Website and app data records:
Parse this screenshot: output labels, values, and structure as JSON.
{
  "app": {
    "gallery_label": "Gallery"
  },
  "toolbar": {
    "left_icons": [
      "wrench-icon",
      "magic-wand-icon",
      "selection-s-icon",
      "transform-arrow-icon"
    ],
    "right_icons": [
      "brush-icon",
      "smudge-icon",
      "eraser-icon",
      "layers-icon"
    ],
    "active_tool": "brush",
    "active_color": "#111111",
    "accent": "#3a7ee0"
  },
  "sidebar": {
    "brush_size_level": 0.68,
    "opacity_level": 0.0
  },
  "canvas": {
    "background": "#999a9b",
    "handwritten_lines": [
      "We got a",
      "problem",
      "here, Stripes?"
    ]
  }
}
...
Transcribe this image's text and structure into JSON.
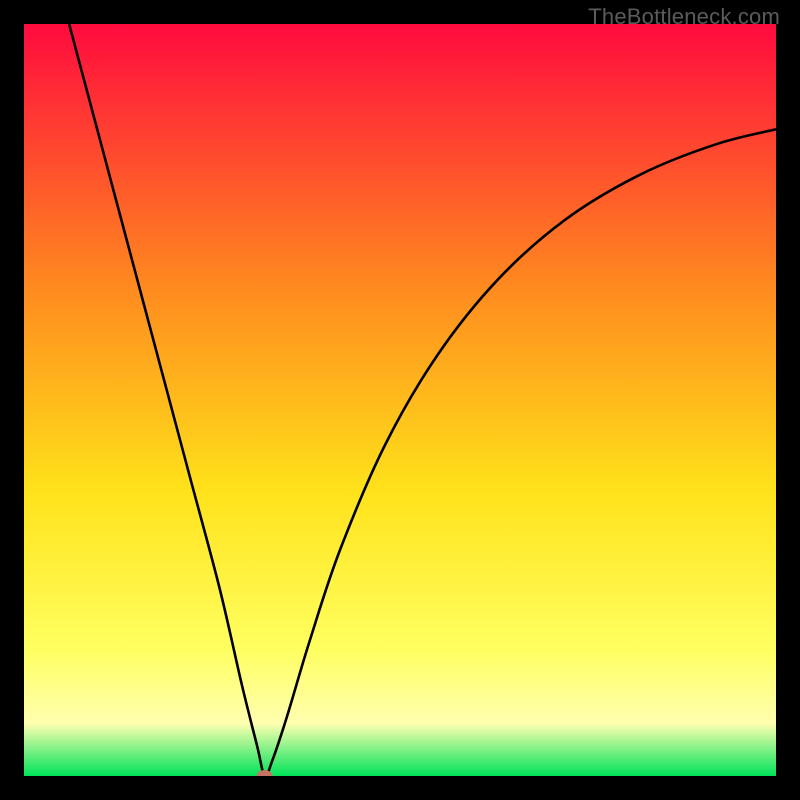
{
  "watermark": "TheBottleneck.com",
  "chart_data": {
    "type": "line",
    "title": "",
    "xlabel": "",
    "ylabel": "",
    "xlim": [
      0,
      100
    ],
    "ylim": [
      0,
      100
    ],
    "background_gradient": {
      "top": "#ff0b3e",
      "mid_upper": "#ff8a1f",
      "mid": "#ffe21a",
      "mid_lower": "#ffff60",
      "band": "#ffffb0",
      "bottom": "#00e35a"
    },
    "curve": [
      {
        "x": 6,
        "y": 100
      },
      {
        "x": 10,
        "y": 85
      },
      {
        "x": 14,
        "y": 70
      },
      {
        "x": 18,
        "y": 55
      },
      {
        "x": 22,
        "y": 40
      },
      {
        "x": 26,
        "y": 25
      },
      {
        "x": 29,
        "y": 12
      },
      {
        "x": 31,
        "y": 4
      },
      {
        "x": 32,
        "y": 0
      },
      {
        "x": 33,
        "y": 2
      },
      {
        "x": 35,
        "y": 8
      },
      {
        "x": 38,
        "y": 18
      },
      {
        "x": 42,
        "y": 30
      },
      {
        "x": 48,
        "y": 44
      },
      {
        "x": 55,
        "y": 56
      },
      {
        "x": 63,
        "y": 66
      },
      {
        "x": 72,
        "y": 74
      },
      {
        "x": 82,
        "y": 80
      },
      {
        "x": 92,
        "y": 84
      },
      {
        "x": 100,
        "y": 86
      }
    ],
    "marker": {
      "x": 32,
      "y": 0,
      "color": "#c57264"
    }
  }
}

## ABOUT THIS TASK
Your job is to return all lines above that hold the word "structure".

## WRITTEN ANSWER
Parse this screenshot: output labels, values, and structure as JSON.
Transcribe this image's text and structure into JSON.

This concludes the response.